[ASSIGNMENT] Nothing but a verbatim copy of the data, minus the images, should be returned.

::: DATA PROVIDED

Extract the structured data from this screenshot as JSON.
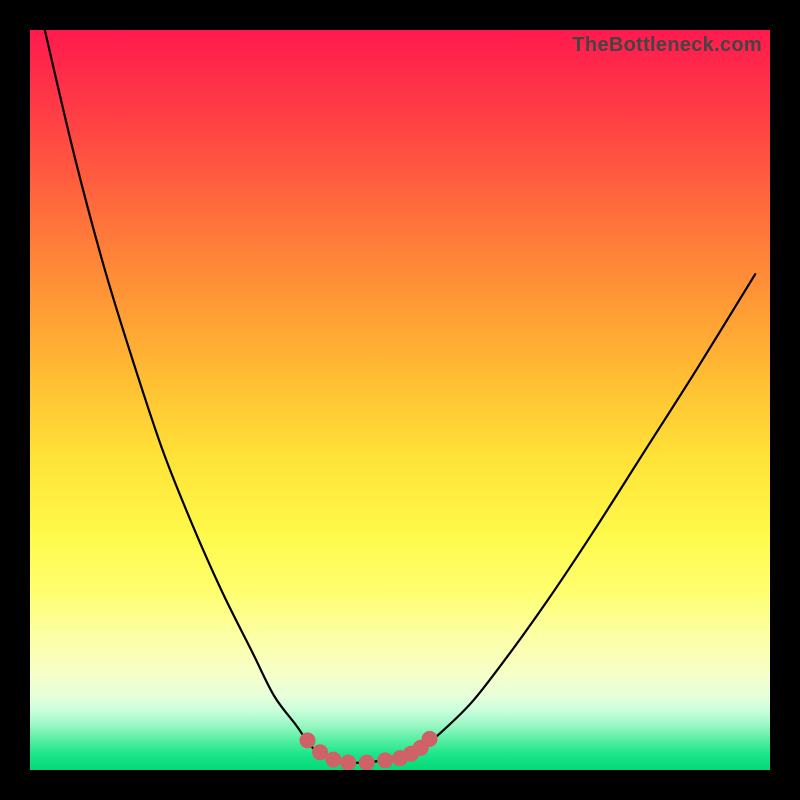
{
  "watermark": "TheBottleneck.com",
  "colors": {
    "frame_border": "#000000",
    "curve_stroke": "#000000",
    "marker_fill": "#cf6267",
    "marker_stroke": "#cf6267"
  },
  "chart_data": {
    "type": "line",
    "title": "",
    "xlabel": "",
    "ylabel": "",
    "xlim": [
      0,
      100
    ],
    "ylim": [
      0,
      100
    ],
    "grid": false,
    "legend": false,
    "series": [
      {
        "name": "bottleneck-curve",
        "x": [
          2,
          6,
          10,
          14,
          18,
          22,
          26,
          30,
          33,
          36,
          38,
          40,
          41.5,
          43,
          45,
          47,
          50,
          53,
          56,
          60,
          65,
          70,
          76,
          83,
          90,
          98
        ],
        "y": [
          100,
          83,
          68,
          55,
          43,
          33,
          24,
          16,
          10,
          6,
          3.2,
          1.8,
          1.2,
          1.0,
          1.0,
          1.2,
          1.6,
          3.0,
          5.5,
          9.5,
          16,
          23,
          32,
          43,
          54,
          67
        ]
      }
    ],
    "markers": {
      "name": "highlight-points",
      "x": [
        37.5,
        39.2,
        41,
        43,
        45.5,
        48,
        50,
        51.5,
        52.8,
        54
      ],
      "y": [
        4.0,
        2.4,
        1.4,
        1.0,
        1.0,
        1.3,
        1.6,
        2.2,
        3.0,
        4.2
      ]
    }
  }
}
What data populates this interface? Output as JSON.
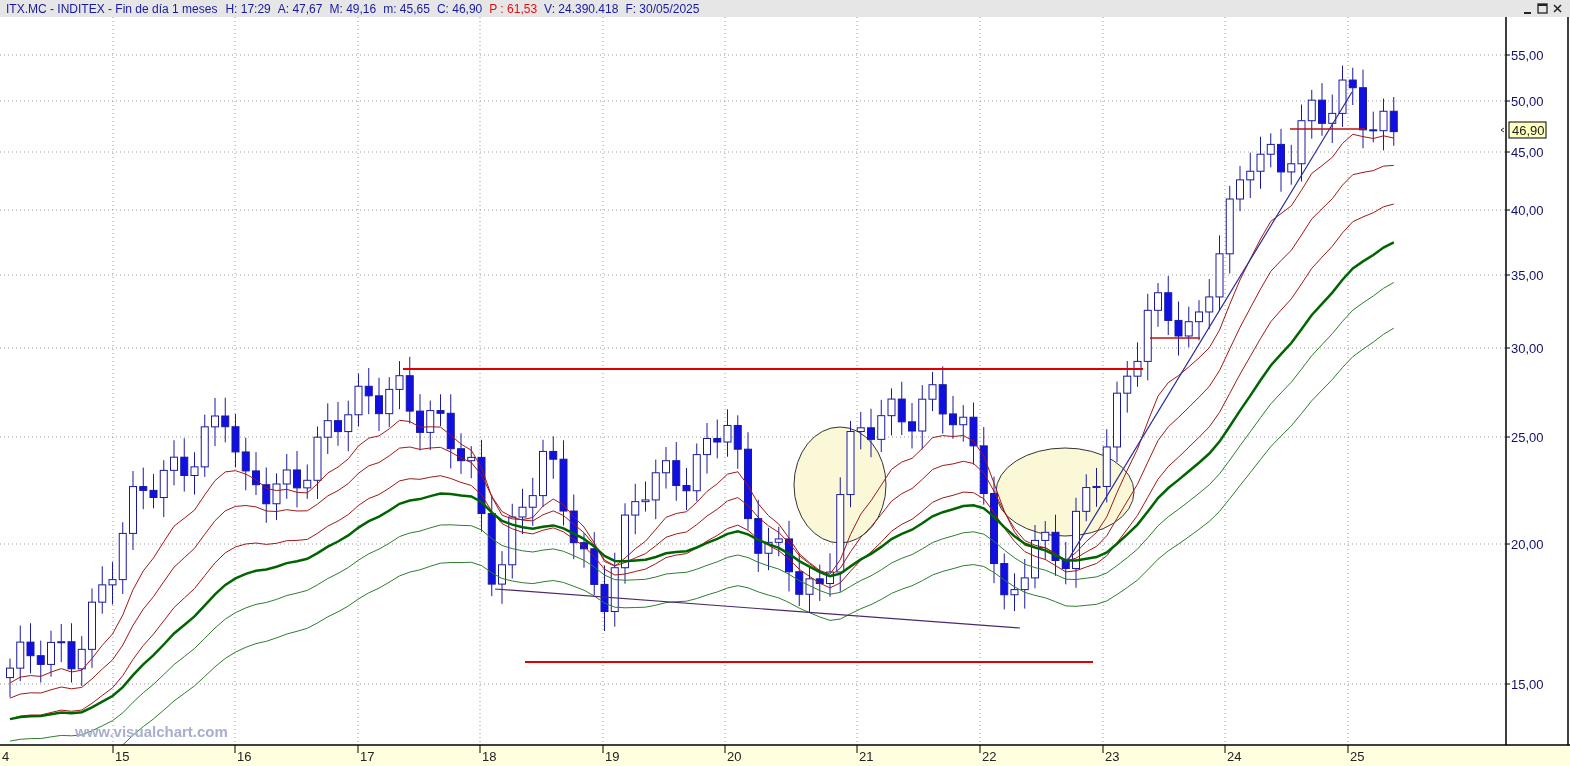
{
  "window": {
    "title": "ITX.MC - INDITEX - Fin de día 1 meses"
  },
  "quote": [
    {
      "text": "H: 17:29",
      "color": "#1a1aa0"
    },
    {
      "text": "A: 47,67",
      "color": "#1a1aa0"
    },
    {
      "text": "M: 49,16",
      "color": "#1a1aa0"
    },
    {
      "text": "m: 45,65",
      "color": "#1a1aa0"
    },
    {
      "text": "C: 46,90",
      "color": "#1a1aa0"
    },
    {
      "text": "P : 61,53",
      "color": "#e01010"
    },
    {
      "text": "V: 24.390.418",
      "color": "#1a1aa0"
    },
    {
      "text": "F: 30/05/2025",
      "color": "#1a1aa0"
    }
  ],
  "price_axis": {
    "labels": [
      "55,00",
      "50,00",
      "45,00",
      "40,00",
      "35,00",
      "30,00",
      "25,00",
      "20,00",
      "15,00"
    ],
    "current_price": "46,90"
  },
  "time_axis": {
    "labels": [
      "4",
      "15",
      "16",
      "17",
      "18",
      "19",
      "20",
      "21",
      "22",
      "23",
      "24",
      "25"
    ]
  },
  "watermark": "www.visualchart.com"
}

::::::

[RESPONSE BOX]
Extract the structured data from this screenshot as JSON.
{
  "watermark": "TheBottleneck.com",
  "colors": {
    "frame_border": "#000000",
    "curve_stroke": "#000000",
    "marker_fill": "#cf6267",
    "marker_stroke": "#cf6267"
  },
  "chart_data": {
    "type": "line",
    "title": "",
    "xlabel": "",
    "ylabel": "",
    "xlim": [
      0,
      100
    ],
    "ylim": [
      0,
      100
    ],
    "grid": false,
    "legend": false,
    "series": [
      {
        "name": "bottleneck-curve",
        "x": [
          2,
          6,
          10,
          14,
          18,
          22,
          26,
          30,
          33,
          36,
          38,
          40,
          41.5,
          43,
          45,
          47,
          50,
          53,
          56,
          60,
          65,
          70,
          76,
          83,
          90,
          98
        ],
        "y": [
          100,
          83,
          68,
          55,
          43,
          33,
          24,
          16,
          10,
          6,
          3.2,
          1.8,
          1.2,
          1.0,
          1.0,
          1.2,
          1.6,
          3.0,
          5.5,
          9.5,
          16,
          23,
          32,
          43,
          54,
          67
        ]
      }
    ],
    "markers": {
      "name": "highlight-points",
      "x": [
        37.5,
        39.2,
        41,
        43,
        45.5,
        48,
        50,
        51.5,
        52.8,
        54
      ],
      "y": [
        4.0,
        2.4,
        1.4,
        1.0,
        1.0,
        1.3,
        1.6,
        2.2,
        3.0,
        4.2
      ]
    }
  }
}
What data populates this interface? Output as JSON.
{
  "window": {
    "title": "ITX.MC - INDITEX - Fin de día 1 meses"
  },
  "quote": [
    {
      "text": "H: 17:29",
      "color": "#1a1aa0"
    },
    {
      "text": "A: 47,67",
      "color": "#1a1aa0"
    },
    {
      "text": "M: 49,16",
      "color": "#1a1aa0"
    },
    {
      "text": "m: 45,65",
      "color": "#1a1aa0"
    },
    {
      "text": "C: 46,90",
      "color": "#1a1aa0"
    },
    {
      "text": "P : 61,53",
      "color": "#e01010"
    },
    {
      "text": "V: 24.390.418",
      "color": "#1a1aa0"
    },
    {
      "text": "F: 30/05/2025",
      "color": "#1a1aa0"
    }
  ],
  "price_axis": {
    "labels": [
      "55,00",
      "50,00",
      "45,00",
      "40,00",
      "35,00",
      "30,00",
      "25,00",
      "20,00",
      "15,00"
    ],
    "current_price": "46,90"
  },
  "time_axis": {
    "labels": [
      "4",
      "15",
      "16",
      "17",
      "18",
      "19",
      "20",
      "21",
      "22",
      "23",
      "24",
      "25"
    ]
  },
  "watermark": "www.visualchart.com"
}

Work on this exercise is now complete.